Maureen,I think a lot of people are spending time with Tony Hoagland’s work right now.
Bethany R. says
I enjoyed reading this post and the comments here.
Characters in well-written books can do a number on us, can’t they? So important to see how that deep reading can extend our empathy–or at least our perspective.
I think it ties into that most recent Difficult Conversations post and the mention of “complexifying” an identity—it may not always be just black or white.
I’ve been slowly reading in a handful of books for some time, and am still working on them:
– Northanger Abbey, by Jane Austen (reading this with my mom in our book club)

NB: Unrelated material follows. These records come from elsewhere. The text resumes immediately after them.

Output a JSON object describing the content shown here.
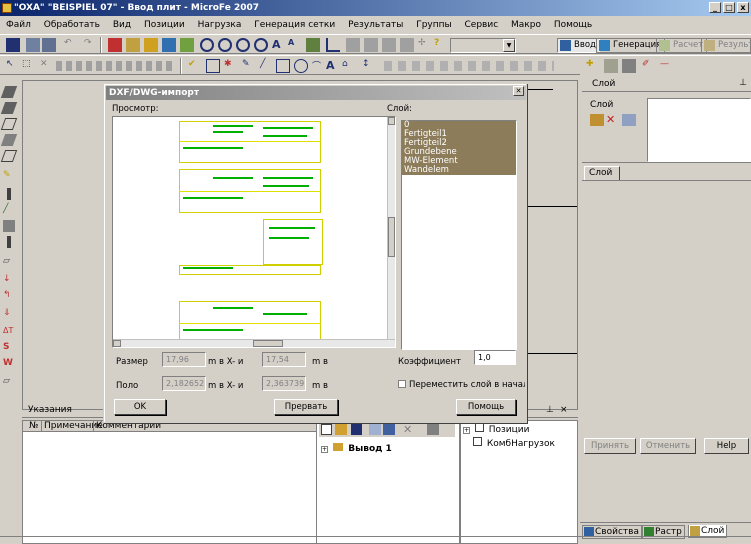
{
  "window": {
    "title": "\"OXA\" \"BEISPIEL 07\" - Ввод плит - MicroFe 2007",
    "controls": [
      "_",
      "□",
      "x"
    ]
  },
  "menu": [
    {
      "label": "Файл"
    },
    {
      "label": "Обработать"
    },
    {
      "label": "Вид"
    },
    {
      "label": "Позиции"
    },
    {
      "label": "Нагрузка"
    },
    {
      "label": "Генерация сетки"
    },
    {
      "label": "Результаты"
    },
    {
      "label": "Группы"
    },
    {
      "label": "Сервис"
    },
    {
      "label": "Макро"
    },
    {
      "label": "Помощь"
    }
  ],
  "mode_tabs": {
    "input": "Ввод",
    "generation": "Генерация",
    "calculation": "Расчет",
    "results": "Результаты"
  },
  "right_panel": {
    "layer_header": "Слой",
    "layer_label": "Слой",
    "layer_tab": "Слой",
    "apply_button": "Принять",
    "cancel_button": "Отменить",
    "help_button": "Help",
    "bottom_tabs": [
      "Свойства",
      "Растр",
      "Слой"
    ]
  },
  "dialog": {
    "title": "DXF/DWG-импорт",
    "preview_label": "Просмотр:",
    "layer_label": "Слой:",
    "layers": [
      "0",
      "Fertigteil1",
      "Fertigteil2",
      "Grundebene",
      "MW-Element",
      "Wandelem"
    ],
    "size_label": "Размер",
    "size_x": "17,96",
    "size_unit_x": "m в X- и",
    "size_y": "17,54",
    "size_unit_y": "m в",
    "pole_label": "Поло",
    "pole_x": "2,182652",
    "pole_unit_x": "m в X- и",
    "pole_y": "2,363739",
    "pole_unit_y": "m в",
    "coef_label": "Коэффициент",
    "coef_value": "1,0",
    "move_layer_label": "Переместить слой в начало к",
    "ok_button": "OK",
    "cancel_button": "Прервать",
    "help_button": "Помощь"
  },
  "ukazania": {
    "title": "Указания",
    "col_no": "№",
    "col_note": "Примечание",
    "col_comment": "Комментарии",
    "close": "× ",
    "pin": "⊥"
  },
  "output_panel": {
    "tree_item": "Вывод 1"
  },
  "positions_panel": {
    "close": "×",
    "pin": "⊥",
    "item1": "Позиции",
    "item2": "КомбНагрузок"
  }
}
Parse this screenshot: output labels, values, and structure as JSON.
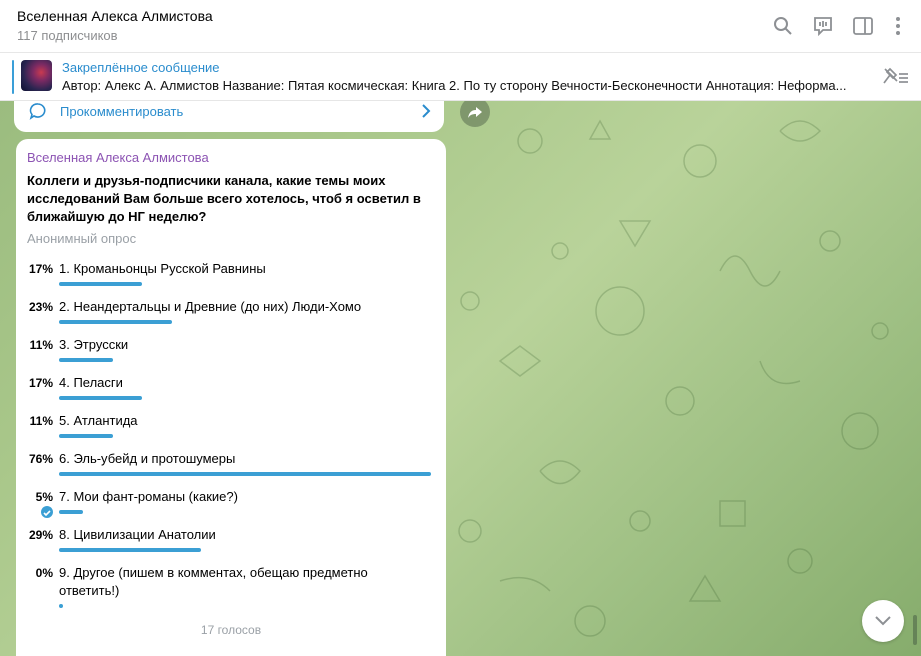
{
  "header": {
    "title": "Вселенная Алекса Алмистова",
    "subtitle": "117 подписчиков",
    "icons": [
      "search-icon",
      "comments-icon",
      "sidebar-toggle-icon",
      "more-vert-icon"
    ]
  },
  "pinned": {
    "title": "Закреплённое сообщение",
    "text": "Автор: Алекс А. Алмистов Название: Пятая космическая: Книга 2. По ту сторону Вечности-Бесконечности Аннотация: Неформа..."
  },
  "comment": {
    "label": "Прокомментировать"
  },
  "poll": {
    "author": "Вселенная Алекса Алмистова",
    "question": "Коллеги и друзья-подписчики канала, какие темы моих исследований Вам больше всего хотелось, чтоб я осветил в ближайшую до НГ неделю?",
    "type": "Анонимный опрос",
    "options": [
      {
        "pct": "17%",
        "value": 17,
        "label": "1. Кроманьонцы Русской Равнины"
      },
      {
        "pct": "23%",
        "value": 23,
        "label": "2. Неандертальцы и Древние (до них) Люди-Хомо"
      },
      {
        "pct": "11%",
        "value": 11,
        "label": "3. Этрусски"
      },
      {
        "pct": "17%",
        "value": 17,
        "label": "4. Пеласги"
      },
      {
        "pct": "11%",
        "value": 11,
        "label": "5. Атлантида"
      },
      {
        "pct": "76%",
        "value": 76,
        "label": "6. Эль-убейд и протошумеры"
      },
      {
        "pct": "5%",
        "value": 5,
        "label": "7. Мои фант-романы (какие?)",
        "chosen": true
      },
      {
        "pct": "29%",
        "value": 29,
        "label": "8. Цивилизации Анатолии"
      },
      {
        "pct": "0%",
        "value": 0,
        "label": "9. Другое (пишем в комментах, обещаю предметно ответить!)"
      }
    ],
    "votes": "17 голосов"
  },
  "colors": {
    "accent": "#3b9fd4",
    "author": "#8c53b3",
    "link": "#2a8ccd"
  }
}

– A Guide to Being Born, by Ramona Ausubel
– Kindest Regards, by Ted Kooser
– Consolations, by David Whyte (a gift from a caring friend)
– Pontoon: A Novel of Lake Wobegon, by Garrison Keillor

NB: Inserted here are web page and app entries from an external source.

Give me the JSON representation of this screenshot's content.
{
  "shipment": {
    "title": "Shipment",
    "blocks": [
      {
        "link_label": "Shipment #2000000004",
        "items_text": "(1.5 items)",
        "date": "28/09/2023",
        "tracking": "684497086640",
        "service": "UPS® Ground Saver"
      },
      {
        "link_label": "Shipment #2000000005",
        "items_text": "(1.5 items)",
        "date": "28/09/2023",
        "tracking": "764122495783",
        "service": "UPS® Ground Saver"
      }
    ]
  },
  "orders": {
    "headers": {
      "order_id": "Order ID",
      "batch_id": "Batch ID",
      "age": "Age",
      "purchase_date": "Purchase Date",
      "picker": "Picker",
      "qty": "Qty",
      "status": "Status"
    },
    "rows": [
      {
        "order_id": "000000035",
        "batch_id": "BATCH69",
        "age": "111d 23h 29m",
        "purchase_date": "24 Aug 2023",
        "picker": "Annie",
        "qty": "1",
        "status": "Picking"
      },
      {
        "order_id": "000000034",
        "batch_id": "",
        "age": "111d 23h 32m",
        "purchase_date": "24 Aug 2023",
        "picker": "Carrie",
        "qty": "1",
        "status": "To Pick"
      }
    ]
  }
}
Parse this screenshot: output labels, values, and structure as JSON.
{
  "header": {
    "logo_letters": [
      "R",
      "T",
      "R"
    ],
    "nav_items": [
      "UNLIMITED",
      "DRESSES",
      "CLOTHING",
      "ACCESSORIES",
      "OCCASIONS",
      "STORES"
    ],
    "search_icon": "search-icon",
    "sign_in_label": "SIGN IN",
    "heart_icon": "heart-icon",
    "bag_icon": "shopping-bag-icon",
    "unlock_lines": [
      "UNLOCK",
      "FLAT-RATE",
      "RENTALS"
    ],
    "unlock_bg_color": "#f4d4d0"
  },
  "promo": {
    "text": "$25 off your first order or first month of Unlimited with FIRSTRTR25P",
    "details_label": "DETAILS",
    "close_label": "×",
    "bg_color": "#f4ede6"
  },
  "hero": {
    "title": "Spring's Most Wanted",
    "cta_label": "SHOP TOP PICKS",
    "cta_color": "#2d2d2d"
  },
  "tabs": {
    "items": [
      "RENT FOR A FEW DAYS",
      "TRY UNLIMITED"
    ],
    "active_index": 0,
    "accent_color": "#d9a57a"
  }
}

– To the Lighthouse, by Virginia Woolf (Audible Studios, read by Nicole Kidman)
I notice Garrison Keillor does a pretty good job of showing multiple sides of characters—flaws, charms, and neutral ground included.
Megan Willome says
Bethany, I always noticed that talent of Keillor’s on “A Prairie Home Companion.” I’ve only read the poetry collections he’s edited.
I would have so much fun in a “Northanger Abbey” book club. (I love all things Jane!) And “To The Lighthouse” is one of those books I didn’t much care for in college, then went back and read it after I’d been married a few years and my jaw dropped at how insightful it was.
L.L. Barkat says
Bethany, I just looked up A Guide to Being Born. How are you liking it, and where did you discover it? Unusual sounding (and intriguing. 🙂 )
Megan, I love that the part of the brain that processes stories also helps us navigate relationships. (Scroll down in this article to see that part: https://www.nytimes.com/2012/03/18/opinion/sunday/the-neuroscience-of-your-brain-on-fiction.html )
It does raise the question of whether violent literature (or gaming) without empathic directions also then guides how we navigate relationships. Maybe the process of reflection is important as well, which would mean that upper teen readers and adults could better handle certain kinds of literature that lacks empathic direction than, say, children. So, yes, maybe we do need to engage in curation for kids at some level?
I finished Reader, Come Home, which I loved.
Started The Organized Mind, which I also like a lot, but it’s long, so I am probably going to have to return it to the library and start again sometime.
Slowly making my way through Braiding Sweetgrass.
A friend asked me to read Eager, about, yes, beavers! It’s not an action-packed read, but it’s interesting. Did you know beavers can hold their breath for 15 minutes? 🙂
Sara is begging me to read The Picture of Dorian Gray, so she can discuss it with me. Need to open the first page. Maybe today. 🙂
Megan Willome says
“The Picture of Dorian Gray” is fabulous! Tell Sara she has good taste. So much to explore.
Thanks for the article. NPR’s “Science Friday” discussed it at the time, I believe. I like this quote: “The brain, it seems, does not make much of a distinction between reading about an experience and encountering it in real life.”
Which I think may be a good guide to dealing with violence. Violence–whether real or in a book — always stems from a person, with experiences and motivations and thoughts and feelings. Fiction (like ASOIAF) allows you to get into the mind of the person doing and being done to. Sometimes reality does not offer us those opportunities.
L.L., I’m only a few pages into A Guide to Being Born, so I don’t know if I like it yet. I found it because I read all but the last chapter of another book by the same author and particularly loved the first chapter of it. Her storytelling is captivating.
Cool to hear that you loved Reader, Come Home. What is it about that book that you most enjoy? 🙂